The voting rights of thousands of convicted felons in Minnesota are poised to be restored this summer once they leave prison, instead of after they complete parole, thanks to new legislation that is poised to be signed into law by Democratic Gov. Tim Walz.
SF26 was passed by the state Senate earlier this week after the House passed its version of the legislation earlier in the month. Both chambers are controlled by Democrats.
Walz is expected to sign the legislation, referred to as Restore the Vote by its supporters, into law as early as next week, his office said.
The bill also directs corrections officials to inform felons being released from prison about their newly restored voting rights and provide voter registration materials to them.
Once signed, the law will go into effect on July 1 and allow formerly incarcerated felons to vote from that day forward.
The passage of the bill follows several years of legal challenges to the constitutionality of the state’s current law, which prohibits people who are on felony supervision or probation from voting even if their prison term has been completed or they have never spent a day in prison. Removing obstacles to voting for former felons has been the subject of partisan warfare in some states because of the perception that this cohort of voters is more likely to support Democratic candidates.
In 2019, the American Civil Liberties Union of Minnesota challenged that law, arguing that Minnesota’s constitution guaranteed someone’s right to vote automatically once they were released from jail. The law had prevented more than 50,000 Minnesotans from voting and disproportionately affected people of color, the ACLU said.
Minnesota’s Supreme Court, however, earlier this month kicked the issue to the state legislature, which had been considering the Restore the Vote bill since early January, when Democrats took over the state Senate.
“In Minnesota, we have more than 55,000 of our friends, neighbors, and family members who are not incarcerated but are barred from voting,” Democratic state Senate President Bobby Joe Champion, the primary sponsor of the bill in the chamber, said in a statement following its passage. “The individuals impacted by this bill – Restore the Vote – are paying taxes, raising families, and contributing to our communities. They should be allowed to vote. The research is also clear in showing that when formerly incarcerated people are connected to their communities and participating in pro-social activities such as voting, recidivism goes down.”
Ahead of the final vote, Republican senators tried to limit the bill’s scope by preventing incarcerated people who had been convicted of more violent crimes, including child rape, from having their voting rights restored under the bill.
“Minnesota families are expecting legislators to develop solutions to reduce record breaking crime and violence. Instead, Minnesota Senate Democrats are leaving Minnesotans vulnerable by focusing on providing full state privileges and benefits of convicted felons and non-citizens here illegally,” Senate Republican Minority Leader Mark Johnson said in a statement following the vote.

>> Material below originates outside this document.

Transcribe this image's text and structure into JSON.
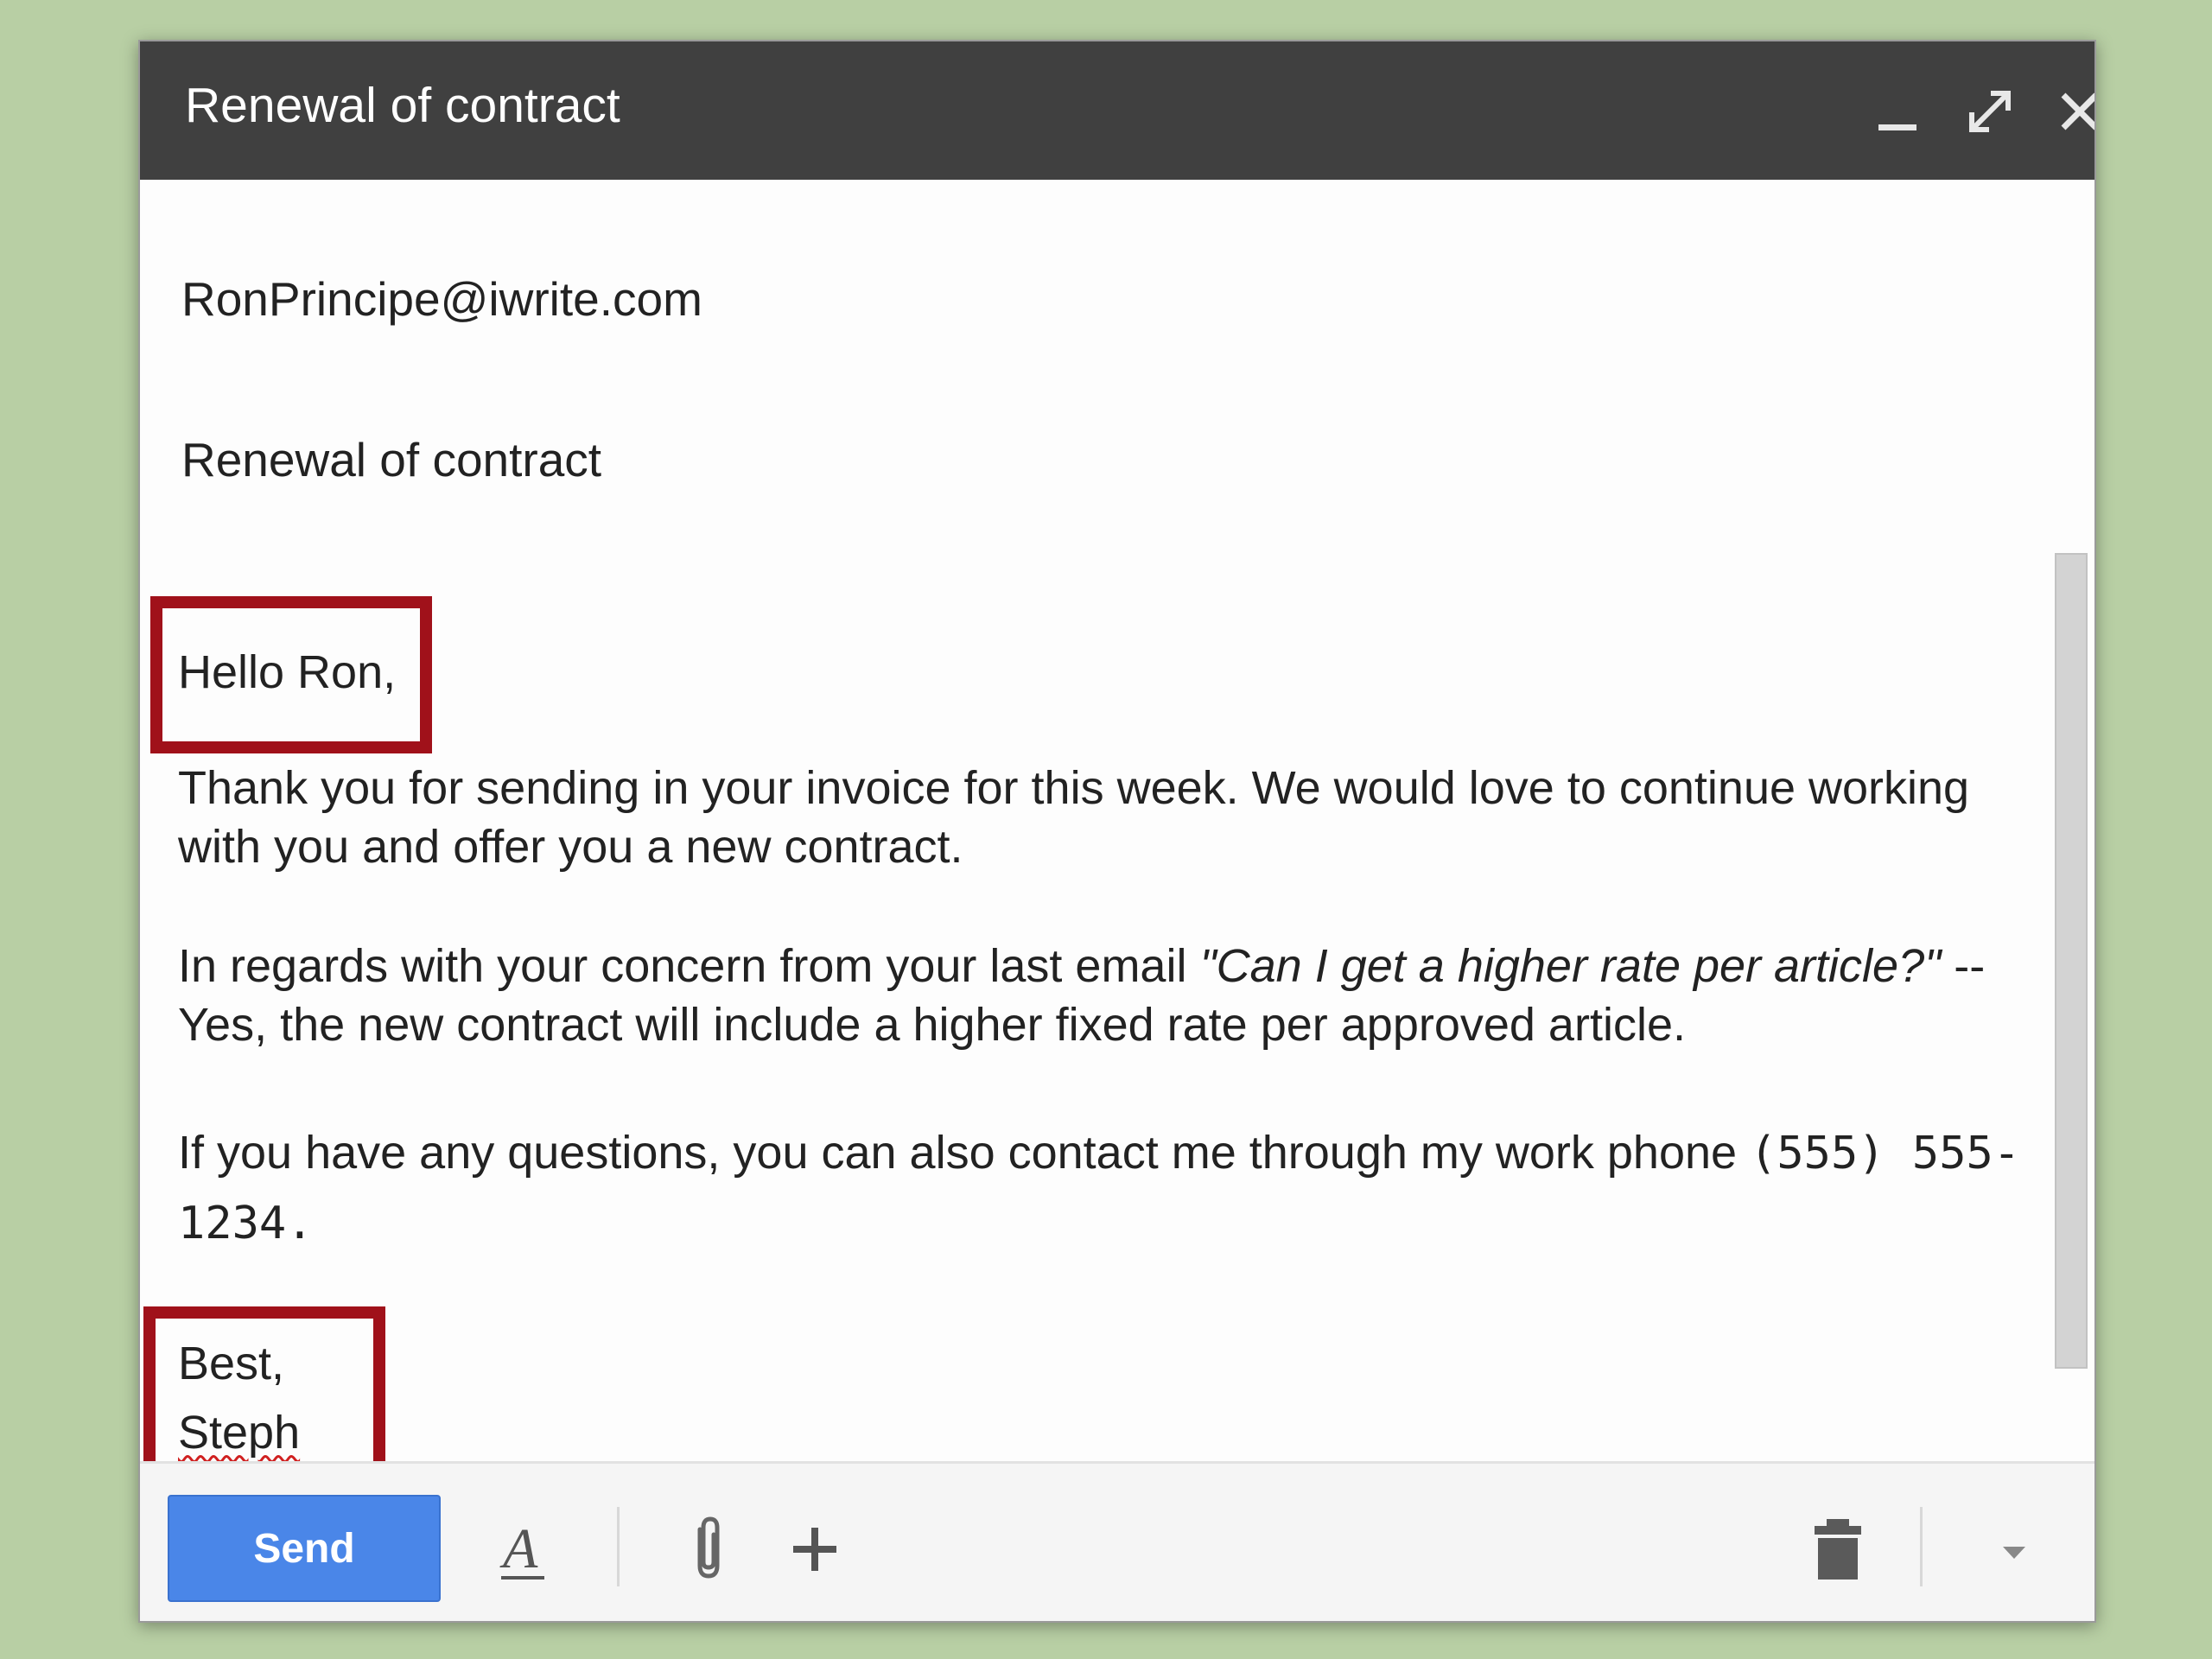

Champion, however, argued that the purpose of the bill was not to focus on sentencing and pointed out that anyone who reoffended would ultimately have to go back to prison.

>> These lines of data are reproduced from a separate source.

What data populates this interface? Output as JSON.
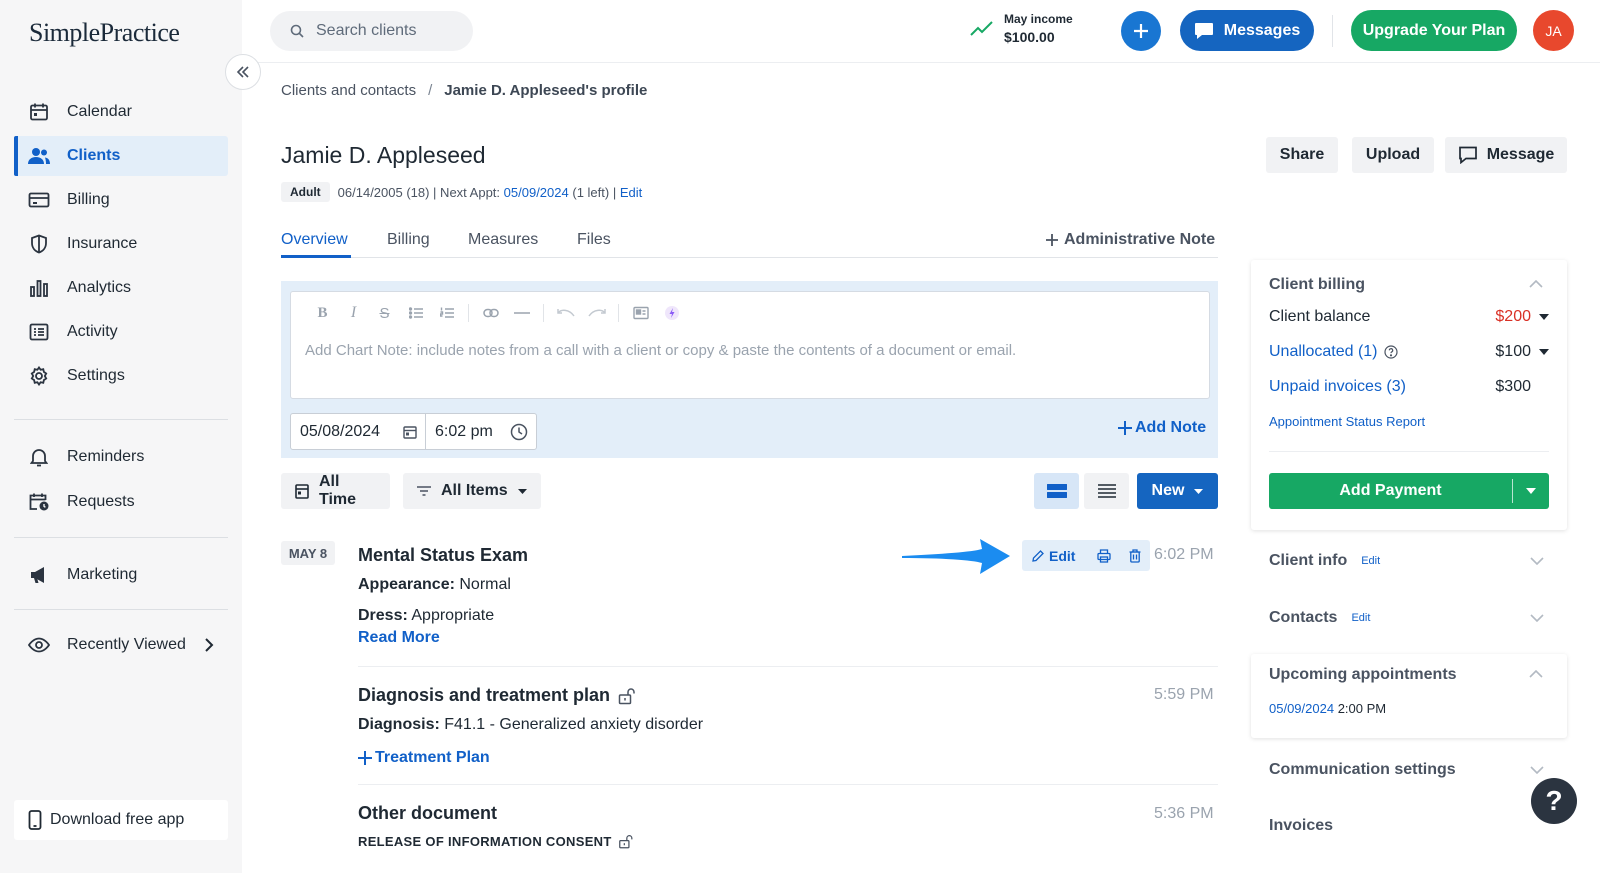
{
  "app": {
    "logo": "SimplePractice"
  },
  "sidebar": {
    "items": [
      {
        "label": "Calendar",
        "icon": "calendar-icon"
      },
      {
        "label": "Clients",
        "icon": "users-icon",
        "active": true
      },
      {
        "label": "Billing",
        "icon": "credit-card-icon"
      },
      {
        "label": "Insurance",
        "icon": "shield-icon"
      },
      {
        "label": "Analytics",
        "icon": "bar-chart-icon"
      },
      {
        "label": "Activity",
        "icon": "list-icon"
      },
      {
        "label": "Settings",
        "icon": "gear-icon"
      },
      {
        "label": "Reminders",
        "icon": "bell-icon"
      },
      {
        "label": "Requests",
        "icon": "calendar-clock-icon"
      },
      {
        "label": "Marketing",
        "icon": "megaphone-icon"
      },
      {
        "label": "Recently Viewed",
        "icon": "eye-icon"
      }
    ],
    "download_label": "Download free app"
  },
  "topbar": {
    "search_placeholder": "Search clients",
    "income_label": "May income",
    "income_value": "$100.00",
    "messages_label": "Messages",
    "upgrade_label": "Upgrade Your Plan",
    "avatar_initials": "JA"
  },
  "breadcrumb": {
    "parent": "Clients and contacts",
    "separator": "/",
    "current": "Jamie D. Appleseed's profile"
  },
  "client": {
    "name": "Jamie D. Appleseed",
    "badge": "Adult",
    "dob": "06/14/2005 (18) | Next Appt:",
    "next_appt": "05/09/2024",
    "left": "(1 left) |",
    "edit": "Edit"
  },
  "header_buttons": {
    "share": "Share",
    "upload": "Upload",
    "message": "Message"
  },
  "tabs": [
    {
      "label": "Overview",
      "active": true
    },
    {
      "label": "Billing"
    },
    {
      "label": "Measures"
    },
    {
      "label": "Files"
    }
  ],
  "admin_note_label": "Administrative Note",
  "editor": {
    "placeholder": "Add Chart Note: include notes from a call with a client or copy & paste the contents of a document or email.",
    "date": "05/08/2024",
    "time": "6:02 pm",
    "add_note_label": "Add Note"
  },
  "filters": {
    "time": "All Time",
    "items": "All Items",
    "new_label": "New"
  },
  "timeline": {
    "date_badge": "MAY 8",
    "entries": [
      {
        "title": "Mental Status Exam",
        "time": "6:02 PM",
        "fields": [
          {
            "label": "Appearance:",
            "value": "Normal"
          },
          {
            "label": "Dress:",
            "value": "Appropriate"
          }
        ],
        "read_more": "Read More",
        "edit_label": "Edit"
      },
      {
        "title": "Diagnosis and treatment plan",
        "time": "5:59 PM",
        "fields": [
          {
            "label": "Diagnosis:",
            "value": "F41.1 - Generalized anxiety disorder"
          }
        ],
        "link": "Treatment Plan"
      },
      {
        "title": "Other document",
        "time": "5:36 PM",
        "subtitle": "RELEASE OF INFORMATION CONSENT"
      }
    ]
  },
  "right_panel": {
    "billing": {
      "title": "Client billing",
      "balance_label": "Client balance",
      "balance_value": "$200",
      "unallocated_label": "Unallocated (1)",
      "unallocated_value": "$100",
      "unpaid_label": "Unpaid invoices (3)",
      "unpaid_value": "$300",
      "report_link": "Appointment Status Report",
      "add_payment": "Add Payment"
    },
    "client_info": {
      "title": "Client info",
      "edit": "Edit"
    },
    "contacts": {
      "title": "Contacts",
      "edit": "Edit"
    },
    "upcoming": {
      "title": "Upcoming appointments",
      "date": "05/09/2024",
      "time": "2:00 PM"
    },
    "communication": {
      "title": "Communication settings"
    },
    "invoices": {
      "title": "Invoices"
    }
  },
  "help_label": "?",
  "colors": {
    "primary": "#1160c8",
    "green": "#17a864",
    "red": "#d93025",
    "sidebar_bg": "#f6f6f7"
  }
}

Once Walz signs the bill into law, Minnesota will join 21 other states that automatically restore the right to vote for some or all ex-felons upon their release from prison, according to the Voting Rights Lab, which tracks election laws at the state level.